[WHAT IS NEEDED]
Your task is to retype the listing word for word.
★ ★ ★ ★
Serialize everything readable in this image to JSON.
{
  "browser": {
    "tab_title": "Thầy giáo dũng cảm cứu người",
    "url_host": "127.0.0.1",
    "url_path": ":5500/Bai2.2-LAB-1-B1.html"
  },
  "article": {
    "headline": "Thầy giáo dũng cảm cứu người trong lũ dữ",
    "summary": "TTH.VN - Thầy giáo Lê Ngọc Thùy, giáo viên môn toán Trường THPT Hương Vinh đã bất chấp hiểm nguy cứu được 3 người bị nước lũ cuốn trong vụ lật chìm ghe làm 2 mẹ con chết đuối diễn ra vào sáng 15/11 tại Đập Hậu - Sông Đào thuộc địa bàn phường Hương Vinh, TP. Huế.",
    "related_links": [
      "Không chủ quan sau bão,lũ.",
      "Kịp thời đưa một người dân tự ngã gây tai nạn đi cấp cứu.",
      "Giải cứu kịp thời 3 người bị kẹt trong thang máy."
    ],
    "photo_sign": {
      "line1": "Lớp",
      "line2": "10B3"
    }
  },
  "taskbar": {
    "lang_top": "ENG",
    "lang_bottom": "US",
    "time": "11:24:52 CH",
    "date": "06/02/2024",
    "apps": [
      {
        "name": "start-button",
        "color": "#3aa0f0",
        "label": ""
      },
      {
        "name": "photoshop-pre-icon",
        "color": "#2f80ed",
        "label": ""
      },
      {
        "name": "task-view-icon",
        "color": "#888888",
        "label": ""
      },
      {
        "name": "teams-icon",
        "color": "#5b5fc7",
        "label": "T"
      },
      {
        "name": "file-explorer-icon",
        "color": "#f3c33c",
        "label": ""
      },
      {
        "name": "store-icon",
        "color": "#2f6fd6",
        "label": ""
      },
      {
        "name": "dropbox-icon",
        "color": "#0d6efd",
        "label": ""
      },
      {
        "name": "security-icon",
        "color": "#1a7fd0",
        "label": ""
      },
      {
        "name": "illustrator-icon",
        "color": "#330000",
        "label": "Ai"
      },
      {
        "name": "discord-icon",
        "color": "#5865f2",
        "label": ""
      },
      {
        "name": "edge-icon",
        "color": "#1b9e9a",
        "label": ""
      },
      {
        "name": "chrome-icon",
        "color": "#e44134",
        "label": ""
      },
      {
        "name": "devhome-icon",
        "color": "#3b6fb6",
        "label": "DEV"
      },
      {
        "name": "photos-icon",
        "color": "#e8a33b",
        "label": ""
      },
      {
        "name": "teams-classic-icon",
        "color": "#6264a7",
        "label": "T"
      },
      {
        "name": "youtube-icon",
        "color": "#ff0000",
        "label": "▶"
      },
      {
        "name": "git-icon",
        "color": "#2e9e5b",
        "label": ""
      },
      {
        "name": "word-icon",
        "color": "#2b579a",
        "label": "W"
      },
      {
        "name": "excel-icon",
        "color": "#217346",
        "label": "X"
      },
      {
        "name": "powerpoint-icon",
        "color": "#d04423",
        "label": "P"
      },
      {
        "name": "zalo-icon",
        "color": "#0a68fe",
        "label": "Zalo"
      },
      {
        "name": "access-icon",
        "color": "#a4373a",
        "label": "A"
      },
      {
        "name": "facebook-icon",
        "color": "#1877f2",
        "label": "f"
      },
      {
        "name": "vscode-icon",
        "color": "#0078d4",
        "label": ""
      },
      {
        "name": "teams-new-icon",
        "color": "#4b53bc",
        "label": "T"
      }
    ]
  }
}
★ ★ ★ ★
[RESPONSE TO THE EXERCISE]
Serialize everything readable in this image to JSON.
{
  "browser": {
    "tab_title": "Thầy giáo dũng cảm cứu người",
    "url_host": "127.0.0.1",
    "url_path": ":5500/Bai2.2-LAB-1-B1.html"
  },
  "article": {
    "headline": "Thầy giáo dũng cảm cứu người trong lũ dữ",
    "summary": "TTH.VN - Thầy giáo Lê Ngọc Thùy, giáo viên môn toán Trường THPT Hương Vinh đã bất chấp hiểm nguy cứu được 3 người bị nước lũ cuốn trong vụ lật chìm ghe làm 2 mẹ con chết đuối diễn ra vào sáng 15/11 tại Đập Hậu - Sông Đào thuộc địa bàn phường Hương Vinh, TP. Huế.",
    "related_links": [
      "Không chủ quan sau bão,lũ.",
      "Kịp thời đưa một người dân tự ngã gây tai nạn đi cấp cứu.",
      "Giải cứu kịp thời 3 người bị kẹt trong thang máy."
    ],
    "photo_sign": {
      "line1": "Lớp",
      "line2": "10B3"
    }
  },
  "taskbar": {
    "lang_top": "ENG",
    "lang_bottom": "US",
    "time": "11:24:52 CH",
    "date": "06/02/2024",
    "apps": [
      {
        "name": "start-button",
        "color": "#3aa0f0",
        "label": ""
      },
      {
        "name": "photoshop-pre-icon",
        "color": "#2f80ed",
        "label": ""
      },
      {
        "name": "task-view-icon",
        "color": "#888888",
        "label": ""
      },
      {
        "name": "teams-icon",
        "color": "#5b5fc7",
        "label": "T"
      },
      {
        "name": "file-explorer-icon",
        "color": "#f3c33c",
        "label": ""
      },
      {
        "name": "store-icon",
        "color": "#2f6fd6",
        "label": ""
      },
      {
        "name": "dropbox-icon",
        "color": "#0d6efd",
        "label": ""
      },
      {
        "name": "security-icon",
        "color": "#1a7fd0",
        "label": ""
      },
      {
        "name": "illustrator-icon",
        "color": "#330000",
        "label": "Ai"
      },
      {
        "name": "discord-icon",
        "color": "#5865f2",
        "label": ""
      },
      {
        "name": "edge-icon",
        "color": "#1b9e9a",
        "label": ""
      },
      {
        "name": "chrome-icon",
        "color": "#e44134",
        "label": ""
      },
      {
        "name": "devhome-icon",
        "color": "#3b6fb6",
        "label": "DEV"
      },
      {
        "name": "photos-icon",
        "color": "#e8a33b",
        "label": ""
      },
      {
        "name": "teams-classic-icon",
        "color": "#6264a7",
        "label": "T"
      },
      {
        "name": "youtube-icon",
        "color": "#ff0000",
        "label": "▶"
      },
      {
        "name": "git-icon",
        "color": "#2e9e5b",
        "label": ""
      },
      {
        "name": "word-icon",
        "color": "#2b579a",
        "label": "W"
      },
      {
        "name": "excel-icon",
        "color": "#217346",
        "label": "X"
      },
      {
        "name": "powerpoint-icon",
        "color": "#d04423",
        "label": "P"
      },
      {
        "name": "zalo-icon",
        "color": "#0a68fe",
        "label": "Zalo"
      },
      {
        "name": "access-icon",
        "color": "#a4373a",
        "label": "A"
      },
      {
        "name": "facebook-icon",
        "color": "#1877f2",
        "label": "f"
      },
      {
        "name": "vscode-icon",
        "color": "#0078d4",
        "label": ""
      },
      {
        "name": "teams-new-icon",
        "color": "#4b53bc",
        "label": "T"
      }
    ]
  }
}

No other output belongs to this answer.